A: For the most part, yes. And with your customers increasingly viewing your website from a number of mobile devices (iOS, Android) and on various browsers (Google Chrome, Internet Explorer, Mozilla Firefox), it’s an important goal to achieve. In geek-speak, this goal is possible through “responsive web design,” meaning web design for multiple devices.
Jonathan Smiley, partner and design lead at Silicon Valley product design firm Zurb, says responsive web design cuts down on development time and can open up your content to a broader array of users. We asked him for the lowdown.
Do business owners really need to care about responsive web design? It’s here now, it’s not going away, and it’s much easier for you to convert your web presence now, while the number of devices is relatively small than get into it in a few years. Mobile devices are absolutely the future, and everyone needs to be ready for it.

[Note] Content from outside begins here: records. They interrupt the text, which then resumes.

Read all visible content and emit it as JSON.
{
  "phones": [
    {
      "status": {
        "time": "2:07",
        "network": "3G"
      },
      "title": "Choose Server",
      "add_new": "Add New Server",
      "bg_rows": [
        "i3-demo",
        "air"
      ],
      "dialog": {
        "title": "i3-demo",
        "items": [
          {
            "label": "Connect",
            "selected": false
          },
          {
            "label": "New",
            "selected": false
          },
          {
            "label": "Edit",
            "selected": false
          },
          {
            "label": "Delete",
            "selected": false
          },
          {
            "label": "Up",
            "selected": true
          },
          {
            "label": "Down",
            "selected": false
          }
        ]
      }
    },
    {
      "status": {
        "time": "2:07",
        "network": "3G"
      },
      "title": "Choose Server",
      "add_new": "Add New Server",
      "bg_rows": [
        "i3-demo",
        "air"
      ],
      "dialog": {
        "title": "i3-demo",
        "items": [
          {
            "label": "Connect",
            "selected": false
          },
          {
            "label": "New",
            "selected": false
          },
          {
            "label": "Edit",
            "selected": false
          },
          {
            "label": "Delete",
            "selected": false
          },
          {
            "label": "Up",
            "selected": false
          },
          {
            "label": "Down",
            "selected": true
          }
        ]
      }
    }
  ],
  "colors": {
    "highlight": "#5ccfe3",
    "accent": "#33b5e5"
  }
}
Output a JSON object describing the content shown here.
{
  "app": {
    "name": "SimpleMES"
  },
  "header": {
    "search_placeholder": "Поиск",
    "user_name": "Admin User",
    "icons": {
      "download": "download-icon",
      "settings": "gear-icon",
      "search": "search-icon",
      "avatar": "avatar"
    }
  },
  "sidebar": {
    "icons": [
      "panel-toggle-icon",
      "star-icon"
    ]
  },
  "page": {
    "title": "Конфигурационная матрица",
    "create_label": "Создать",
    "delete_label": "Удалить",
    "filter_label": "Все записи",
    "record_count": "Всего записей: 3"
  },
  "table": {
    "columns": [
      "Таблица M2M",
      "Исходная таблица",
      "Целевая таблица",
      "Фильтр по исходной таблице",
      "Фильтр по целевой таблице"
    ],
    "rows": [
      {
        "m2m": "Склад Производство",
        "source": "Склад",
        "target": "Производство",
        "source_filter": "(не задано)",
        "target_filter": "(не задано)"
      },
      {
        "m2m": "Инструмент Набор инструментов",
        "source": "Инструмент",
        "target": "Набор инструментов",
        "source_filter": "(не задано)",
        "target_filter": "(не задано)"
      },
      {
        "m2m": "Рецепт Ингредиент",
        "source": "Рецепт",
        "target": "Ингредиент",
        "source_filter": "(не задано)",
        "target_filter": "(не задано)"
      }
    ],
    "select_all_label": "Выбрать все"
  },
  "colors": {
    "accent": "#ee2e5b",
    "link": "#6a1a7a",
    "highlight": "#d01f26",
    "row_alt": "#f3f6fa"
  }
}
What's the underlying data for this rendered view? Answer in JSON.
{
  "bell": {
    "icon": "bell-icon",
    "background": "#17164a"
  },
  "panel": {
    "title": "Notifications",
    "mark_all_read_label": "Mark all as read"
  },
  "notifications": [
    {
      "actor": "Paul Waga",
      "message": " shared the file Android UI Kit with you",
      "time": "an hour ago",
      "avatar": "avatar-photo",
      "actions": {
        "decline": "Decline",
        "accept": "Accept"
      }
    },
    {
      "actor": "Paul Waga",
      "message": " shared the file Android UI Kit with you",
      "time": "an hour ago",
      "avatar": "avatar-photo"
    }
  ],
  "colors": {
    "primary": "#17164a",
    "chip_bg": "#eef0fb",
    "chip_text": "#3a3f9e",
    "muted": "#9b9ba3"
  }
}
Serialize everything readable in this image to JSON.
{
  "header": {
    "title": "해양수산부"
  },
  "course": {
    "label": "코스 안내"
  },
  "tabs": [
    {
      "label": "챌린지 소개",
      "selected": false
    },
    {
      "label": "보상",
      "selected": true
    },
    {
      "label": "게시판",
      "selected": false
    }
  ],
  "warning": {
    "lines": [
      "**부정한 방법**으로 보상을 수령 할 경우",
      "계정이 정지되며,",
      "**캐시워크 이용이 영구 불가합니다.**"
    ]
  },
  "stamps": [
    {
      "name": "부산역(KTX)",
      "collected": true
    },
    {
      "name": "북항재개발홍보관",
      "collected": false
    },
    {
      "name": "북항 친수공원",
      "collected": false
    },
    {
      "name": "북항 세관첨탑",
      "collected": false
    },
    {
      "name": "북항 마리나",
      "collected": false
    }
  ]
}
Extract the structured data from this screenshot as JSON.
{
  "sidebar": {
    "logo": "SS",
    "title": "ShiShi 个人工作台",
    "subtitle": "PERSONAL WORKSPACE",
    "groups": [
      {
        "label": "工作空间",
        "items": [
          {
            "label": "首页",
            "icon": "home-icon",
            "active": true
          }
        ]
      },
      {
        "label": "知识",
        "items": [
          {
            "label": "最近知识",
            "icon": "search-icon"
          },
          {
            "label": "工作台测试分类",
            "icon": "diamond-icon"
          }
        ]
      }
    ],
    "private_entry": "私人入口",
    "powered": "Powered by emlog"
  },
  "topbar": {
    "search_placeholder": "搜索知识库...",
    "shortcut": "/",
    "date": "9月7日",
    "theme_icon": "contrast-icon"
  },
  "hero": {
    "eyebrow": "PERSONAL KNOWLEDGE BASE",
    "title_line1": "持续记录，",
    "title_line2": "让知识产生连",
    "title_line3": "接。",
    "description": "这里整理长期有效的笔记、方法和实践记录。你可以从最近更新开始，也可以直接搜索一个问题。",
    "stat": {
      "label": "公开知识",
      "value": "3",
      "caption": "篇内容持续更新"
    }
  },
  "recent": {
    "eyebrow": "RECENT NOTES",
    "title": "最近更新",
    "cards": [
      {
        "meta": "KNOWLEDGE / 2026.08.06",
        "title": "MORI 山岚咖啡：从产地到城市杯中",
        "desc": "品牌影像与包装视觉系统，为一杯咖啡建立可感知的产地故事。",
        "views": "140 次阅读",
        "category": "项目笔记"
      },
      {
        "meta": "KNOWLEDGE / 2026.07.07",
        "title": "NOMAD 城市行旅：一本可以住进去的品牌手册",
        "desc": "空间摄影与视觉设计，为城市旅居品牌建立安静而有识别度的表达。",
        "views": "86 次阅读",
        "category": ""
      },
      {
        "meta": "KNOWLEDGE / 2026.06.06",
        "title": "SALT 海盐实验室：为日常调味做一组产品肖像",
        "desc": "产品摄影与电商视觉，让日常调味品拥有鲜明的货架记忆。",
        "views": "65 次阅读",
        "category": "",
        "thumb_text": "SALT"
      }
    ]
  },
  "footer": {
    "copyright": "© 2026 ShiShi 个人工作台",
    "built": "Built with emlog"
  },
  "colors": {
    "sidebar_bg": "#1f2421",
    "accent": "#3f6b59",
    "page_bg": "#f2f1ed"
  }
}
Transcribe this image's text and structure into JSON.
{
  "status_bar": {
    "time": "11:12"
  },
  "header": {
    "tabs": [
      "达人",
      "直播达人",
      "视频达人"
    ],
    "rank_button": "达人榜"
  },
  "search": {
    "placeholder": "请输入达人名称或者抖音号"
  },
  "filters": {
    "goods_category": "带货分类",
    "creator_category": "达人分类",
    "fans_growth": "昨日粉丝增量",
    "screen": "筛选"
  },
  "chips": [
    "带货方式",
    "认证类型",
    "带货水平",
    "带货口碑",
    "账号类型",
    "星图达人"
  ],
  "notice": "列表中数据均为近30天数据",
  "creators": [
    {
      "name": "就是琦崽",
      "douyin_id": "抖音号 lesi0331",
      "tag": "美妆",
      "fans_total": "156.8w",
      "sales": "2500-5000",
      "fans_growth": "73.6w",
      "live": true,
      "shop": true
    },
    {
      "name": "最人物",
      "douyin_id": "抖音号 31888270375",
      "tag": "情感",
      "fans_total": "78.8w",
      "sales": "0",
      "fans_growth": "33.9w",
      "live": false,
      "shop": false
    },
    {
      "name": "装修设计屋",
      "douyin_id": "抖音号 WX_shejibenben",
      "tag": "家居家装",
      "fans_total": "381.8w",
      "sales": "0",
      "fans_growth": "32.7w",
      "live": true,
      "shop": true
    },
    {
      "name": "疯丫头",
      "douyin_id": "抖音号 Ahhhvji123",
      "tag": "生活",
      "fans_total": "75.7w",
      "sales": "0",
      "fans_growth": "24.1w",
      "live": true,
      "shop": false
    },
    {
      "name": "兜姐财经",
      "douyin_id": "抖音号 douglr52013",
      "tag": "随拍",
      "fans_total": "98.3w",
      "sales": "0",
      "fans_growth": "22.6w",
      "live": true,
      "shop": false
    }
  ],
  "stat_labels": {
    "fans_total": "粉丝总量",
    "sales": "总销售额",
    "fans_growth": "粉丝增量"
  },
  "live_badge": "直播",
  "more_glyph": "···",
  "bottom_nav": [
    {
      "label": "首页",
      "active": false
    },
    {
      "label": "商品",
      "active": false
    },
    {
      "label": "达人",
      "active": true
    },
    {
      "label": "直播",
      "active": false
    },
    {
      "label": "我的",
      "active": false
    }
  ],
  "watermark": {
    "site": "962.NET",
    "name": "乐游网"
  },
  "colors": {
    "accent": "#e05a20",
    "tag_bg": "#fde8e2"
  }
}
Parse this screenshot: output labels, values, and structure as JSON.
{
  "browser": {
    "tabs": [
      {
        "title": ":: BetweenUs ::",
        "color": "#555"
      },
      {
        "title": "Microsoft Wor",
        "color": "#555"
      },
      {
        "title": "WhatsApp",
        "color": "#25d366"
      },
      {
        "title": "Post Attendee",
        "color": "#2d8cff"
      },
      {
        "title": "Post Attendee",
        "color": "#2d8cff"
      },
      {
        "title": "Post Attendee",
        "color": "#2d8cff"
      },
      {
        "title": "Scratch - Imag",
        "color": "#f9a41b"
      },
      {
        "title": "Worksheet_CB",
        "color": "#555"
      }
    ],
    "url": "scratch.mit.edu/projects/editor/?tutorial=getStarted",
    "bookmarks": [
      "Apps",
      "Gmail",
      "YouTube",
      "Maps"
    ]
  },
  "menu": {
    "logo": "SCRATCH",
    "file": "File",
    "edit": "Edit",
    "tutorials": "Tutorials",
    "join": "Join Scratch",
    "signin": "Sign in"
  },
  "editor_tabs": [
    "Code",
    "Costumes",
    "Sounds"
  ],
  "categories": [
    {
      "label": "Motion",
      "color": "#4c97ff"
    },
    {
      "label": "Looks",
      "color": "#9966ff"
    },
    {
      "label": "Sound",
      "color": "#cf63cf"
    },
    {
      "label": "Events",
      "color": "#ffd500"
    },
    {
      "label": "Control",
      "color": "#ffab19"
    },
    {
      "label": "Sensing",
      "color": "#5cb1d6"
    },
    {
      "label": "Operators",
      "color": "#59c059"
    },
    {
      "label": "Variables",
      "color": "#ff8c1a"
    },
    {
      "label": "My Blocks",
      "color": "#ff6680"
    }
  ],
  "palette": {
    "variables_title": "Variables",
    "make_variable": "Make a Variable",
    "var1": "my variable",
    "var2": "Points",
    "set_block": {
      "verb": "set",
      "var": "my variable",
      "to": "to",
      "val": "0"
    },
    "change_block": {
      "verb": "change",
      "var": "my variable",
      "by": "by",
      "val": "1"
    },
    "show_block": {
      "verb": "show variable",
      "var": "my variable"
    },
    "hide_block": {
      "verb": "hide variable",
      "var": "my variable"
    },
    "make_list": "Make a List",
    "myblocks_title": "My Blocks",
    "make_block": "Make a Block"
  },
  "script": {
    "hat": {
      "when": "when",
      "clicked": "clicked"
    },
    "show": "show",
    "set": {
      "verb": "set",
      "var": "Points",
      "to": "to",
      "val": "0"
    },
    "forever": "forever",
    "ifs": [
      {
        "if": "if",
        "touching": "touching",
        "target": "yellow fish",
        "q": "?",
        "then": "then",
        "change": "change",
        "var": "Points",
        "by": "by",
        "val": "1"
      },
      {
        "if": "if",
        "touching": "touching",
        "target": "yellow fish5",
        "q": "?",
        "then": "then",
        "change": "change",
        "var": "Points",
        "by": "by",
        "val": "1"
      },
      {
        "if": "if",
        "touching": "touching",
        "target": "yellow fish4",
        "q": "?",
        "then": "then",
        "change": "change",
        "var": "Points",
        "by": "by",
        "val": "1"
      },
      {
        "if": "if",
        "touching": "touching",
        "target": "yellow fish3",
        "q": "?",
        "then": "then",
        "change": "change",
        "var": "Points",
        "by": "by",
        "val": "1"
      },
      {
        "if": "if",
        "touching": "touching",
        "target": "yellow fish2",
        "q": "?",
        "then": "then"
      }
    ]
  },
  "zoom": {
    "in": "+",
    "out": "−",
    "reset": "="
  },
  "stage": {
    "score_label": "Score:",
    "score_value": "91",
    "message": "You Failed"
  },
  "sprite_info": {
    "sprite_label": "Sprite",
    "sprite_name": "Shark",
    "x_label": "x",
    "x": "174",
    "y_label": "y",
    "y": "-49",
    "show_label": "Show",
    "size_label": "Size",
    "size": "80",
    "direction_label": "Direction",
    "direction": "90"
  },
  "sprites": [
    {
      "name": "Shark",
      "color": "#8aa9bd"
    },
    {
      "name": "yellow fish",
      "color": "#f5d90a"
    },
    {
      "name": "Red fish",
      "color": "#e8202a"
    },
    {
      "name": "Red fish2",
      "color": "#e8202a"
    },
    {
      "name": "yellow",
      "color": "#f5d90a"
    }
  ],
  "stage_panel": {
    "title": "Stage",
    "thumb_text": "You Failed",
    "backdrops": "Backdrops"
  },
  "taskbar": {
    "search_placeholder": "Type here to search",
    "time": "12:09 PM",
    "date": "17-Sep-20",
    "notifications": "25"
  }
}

How does responsive design compare, cost-wise, to traditional web design? If you count your cost in time, responsive design is a little more expensive. If you count your cost in customers, it’s much, much cheaper. Responsive design lets you automatically approach customers from all kinds of places, on all kinds of devices. If you target, say, the desktop user only, you’ll be targeting less than 50 percent of potential customers by the middle of next year. You spend a little more upfront in order to make a lot more later.
How much more effort is involved with responsive design? It will always take just a little more thought and a little more time to think about how a design will function across multiple formats and devices. However, using responsive web design to build one multipurpose site is much faster than building sites specific to a number of different devices.
What are some design challenges? It’s difficult to create a single website design that works for every device out there. There’ll be a degree of tweaking and iterations to work through before you create a great experience. For example, the landscape-size photo you use on the website might need to be swapped out with a square image that’s suitable for a smartphone. Or you’ll want to replace the word “download” on a button with “learn more,” because mobile users won’t usually click on a download. Another: putting your website’s main subject categories (Home, Contact, etc.) across the top of your site works when viewed on a computer’s web browser, but not on a smartphone screen, where a vertical list is easier to read. So while responsive design is faster than developing numerous different sites, it’s still not going to be plug-and-play. This is why it takes longer to do than a single website.